---- Source records
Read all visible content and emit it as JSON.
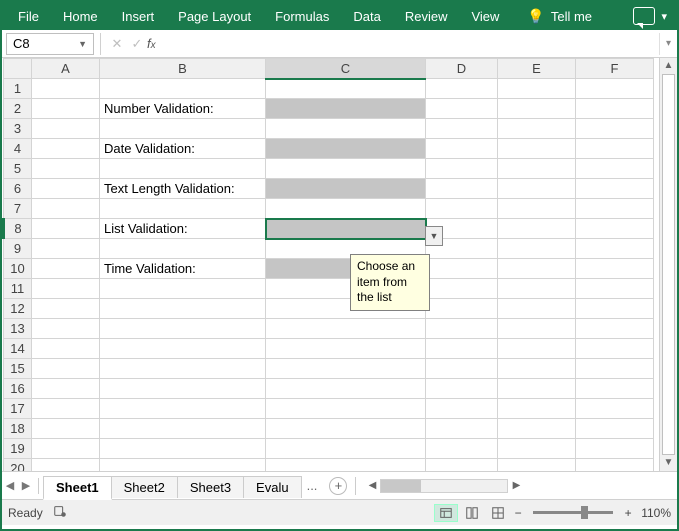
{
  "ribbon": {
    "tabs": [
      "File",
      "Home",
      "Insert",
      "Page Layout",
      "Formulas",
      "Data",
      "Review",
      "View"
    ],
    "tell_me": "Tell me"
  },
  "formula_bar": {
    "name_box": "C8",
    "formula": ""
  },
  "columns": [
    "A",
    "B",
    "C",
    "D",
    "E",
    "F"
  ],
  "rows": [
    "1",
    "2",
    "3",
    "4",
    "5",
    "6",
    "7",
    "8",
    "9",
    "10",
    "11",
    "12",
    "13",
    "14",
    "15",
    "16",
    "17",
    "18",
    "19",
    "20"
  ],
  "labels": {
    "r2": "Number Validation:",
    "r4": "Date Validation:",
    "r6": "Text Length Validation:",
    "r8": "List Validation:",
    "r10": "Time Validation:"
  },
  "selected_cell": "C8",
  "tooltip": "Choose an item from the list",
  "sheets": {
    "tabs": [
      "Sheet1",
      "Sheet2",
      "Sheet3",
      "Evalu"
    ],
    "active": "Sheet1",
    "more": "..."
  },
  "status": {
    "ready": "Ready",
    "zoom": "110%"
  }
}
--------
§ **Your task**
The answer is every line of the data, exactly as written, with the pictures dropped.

§ **Reply to the exercise**
Read all visible content and emit it as JSON.
{
  "ribbon": {
    "tabs": [
      "File",
      "Home",
      "Insert",
      "Page Layout",
      "Formulas",
      "Data",
      "Review",
      "View"
    ],
    "tell_me": "Tell me"
  },
  "formula_bar": {
    "name_box": "C8",
    "formula": ""
  },
  "columns": [
    "A",
    "B",
    "C",
    "D",
    "E",
    "F"
  ],
  "rows": [
    "1",
    "2",
    "3",
    "4",
    "5",
    "6",
    "7",
    "8",
    "9",
    "10",
    "11",
    "12",
    "13",
    "14",
    "15",
    "16",
    "17",
    "18",
    "19",
    "20"
  ],
  "labels": {
    "r2": "Number Validation:",
    "r4": "Date Validation:",
    "r6": "Text Length Validation:",
    "r8": "List Validation:",
    "r10": "Time Validation:"
  },
  "selected_cell": "C8",
  "tooltip": "Choose an item from the list",
  "sheets": {
    "tabs": [
      "Sheet1",
      "Sheet2",
      "Sheet3",
      "Evalu"
    ],
    "active": "Sheet1",
    "more": "..."
  },
  "status": {
    "ready": "Ready",
    "zoom": "110%"
  }
}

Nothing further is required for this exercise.